[Entries from a dataset of interfaces]
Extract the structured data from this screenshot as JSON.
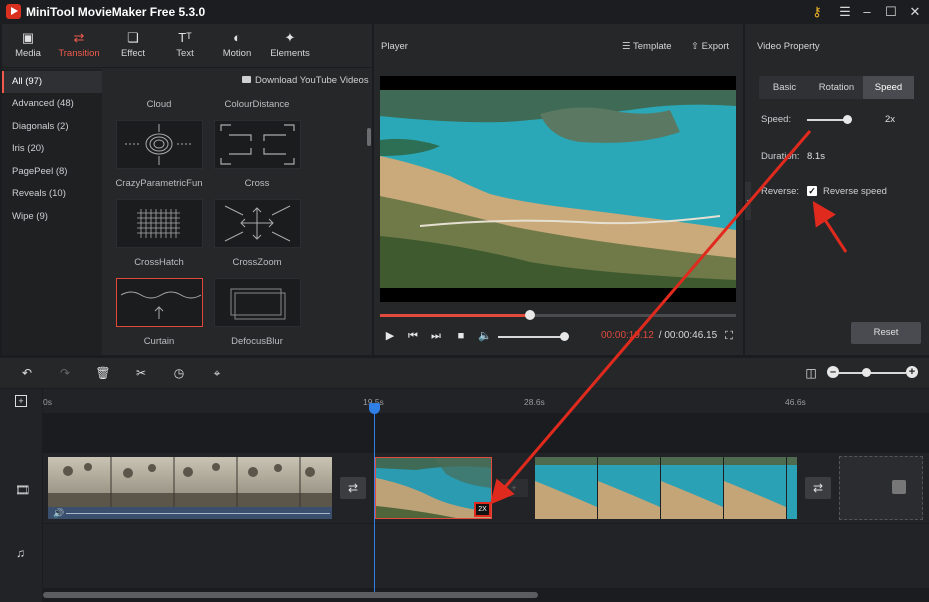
{
  "window": {
    "title": "MiniTool MovieMaker Free 5.3.0"
  },
  "toolbar": {
    "items": [
      {
        "label": "Media",
        "icon": "media-icon"
      },
      {
        "label": "Transition",
        "icon": "transition-icon",
        "active": true
      },
      {
        "label": "Effect",
        "icon": "effect-icon"
      },
      {
        "label": "Text",
        "icon": "text-icon"
      },
      {
        "label": "Motion",
        "icon": "motion-icon"
      },
      {
        "label": "Elements",
        "icon": "elements-icon"
      }
    ]
  },
  "categories": [
    {
      "label": "All (97)",
      "active": true
    },
    {
      "label": "Advanced (48)"
    },
    {
      "label": "Diagonals (2)"
    },
    {
      "label": "Iris (20)"
    },
    {
      "label": "PagePeel (8)"
    },
    {
      "label": "Reveals (10)"
    },
    {
      "label": "Wipe (9)"
    }
  ],
  "library": {
    "download_label": "Download YouTube Videos",
    "transitions": [
      "Cloud",
      "ColourDistance",
      "CrazyParametricFun",
      "Cross",
      "CrossHatch",
      "CrossZoom",
      "Curtain",
      "DefocusBlur"
    ]
  },
  "player": {
    "title": "Player",
    "template_label": "Template",
    "export_label": "Export",
    "time_current": "00:00:19.12",
    "time_separator": " / ",
    "time_total": "00:00:46.15",
    "progress": 0.42,
    "volume": 0.95
  },
  "property": {
    "title": "Video Property",
    "tabs": [
      {
        "label": "Basic"
      },
      {
        "label": "Rotation"
      },
      {
        "label": "Speed",
        "active": true
      }
    ],
    "speed_label": "Speed:",
    "speed_value": "2x",
    "duration_label": "Duration:",
    "duration_value": "8.1s",
    "reverse_label": "Reverse:",
    "reverse_text": "Reverse speed",
    "reverse_checked": true,
    "reset_label": "Reset"
  },
  "timeline": {
    "ruler": [
      "0s",
      "19.5s",
      "28.6s",
      "46.6s"
    ],
    "clip_badge": "2X"
  },
  "colors": {
    "accent": "#ef5a4b",
    "playhead": "#2f7fe6",
    "annotation": "#e02a1e"
  }
}
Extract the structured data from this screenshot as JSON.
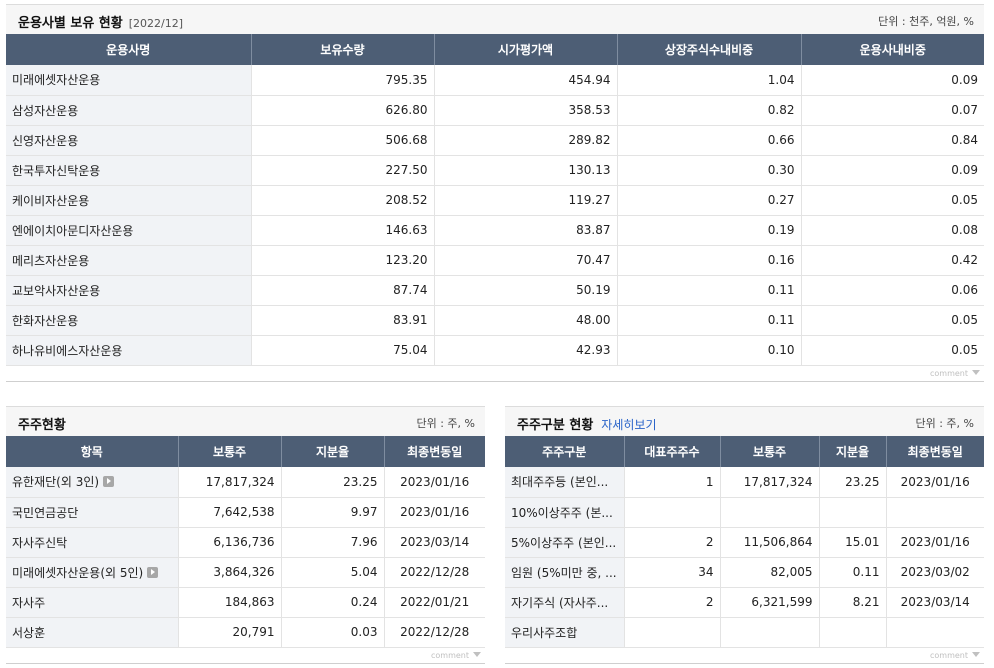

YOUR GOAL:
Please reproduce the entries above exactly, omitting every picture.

WRITTEN SOLUTION:
Extract the structured data from this screenshot as JSON.
{
  "window": {
    "title": "MiniTool MovieMaker Free 5.3.0"
  },
  "toolbar": {
    "items": [
      {
        "label": "Media",
        "icon": "media-icon"
      },
      {
        "label": "Transition",
        "icon": "transition-icon",
        "active": true
      },
      {
        "label": "Effect",
        "icon": "effect-icon"
      },
      {
        "label": "Text",
        "icon": "text-icon"
      },
      {
        "label": "Motion",
        "icon": "motion-icon"
      },
      {
        "label": "Elements",
        "icon": "elements-icon"
      }
    ]
  },
  "categories": [
    {
      "label": "All (97)",
      "active": true
    },
    {
      "label": "Advanced (48)"
    },
    {
      "label": "Diagonals (2)"
    },
    {
      "label": "Iris (20)"
    },
    {
      "label": "PagePeel (8)"
    },
    {
      "label": "Reveals (10)"
    },
    {
      "label": "Wipe (9)"
    }
  ],
  "library": {
    "download_label": "Download YouTube Videos",
    "transitions": [
      "Cloud",
      "ColourDistance",
      "CrazyParametricFun",
      "Cross",
      "CrossHatch",
      "CrossZoom",
      "Curtain",
      "DefocusBlur"
    ]
  },
  "player": {
    "title": "Player",
    "template_label": "Template",
    "export_label": "Export",
    "time_current": "00:00:19.12",
    "time_separator": " / ",
    "time_total": "00:00:46.15",
    "progress": 0.42,
    "volume": 0.95
  },
  "property": {
    "title": "Video Property",
    "tabs": [
      {
        "label": "Basic"
      },
      {
        "label": "Rotation"
      },
      {
        "label": "Speed",
        "active": true
      }
    ],
    "speed_label": "Speed:",
    "speed_value": "2x",
    "duration_label": "Duration:",
    "duration_value": "8.1s",
    "reverse_label": "Reverse:",
    "reverse_text": "Reverse speed",
    "reverse_checked": true,
    "reset_label": "Reset"
  },
  "timeline": {
    "ruler": [
      "0s",
      "19.5s",
      "28.6s",
      "46.6s"
    ],
    "clip_badge": "2X"
  },
  "colors": {
    "accent": "#ef5a4b",
    "playhead": "#2f7fe6",
    "annotation": "#e02a1e"
  }
}
Extract the structured data from this screenshot as JSON.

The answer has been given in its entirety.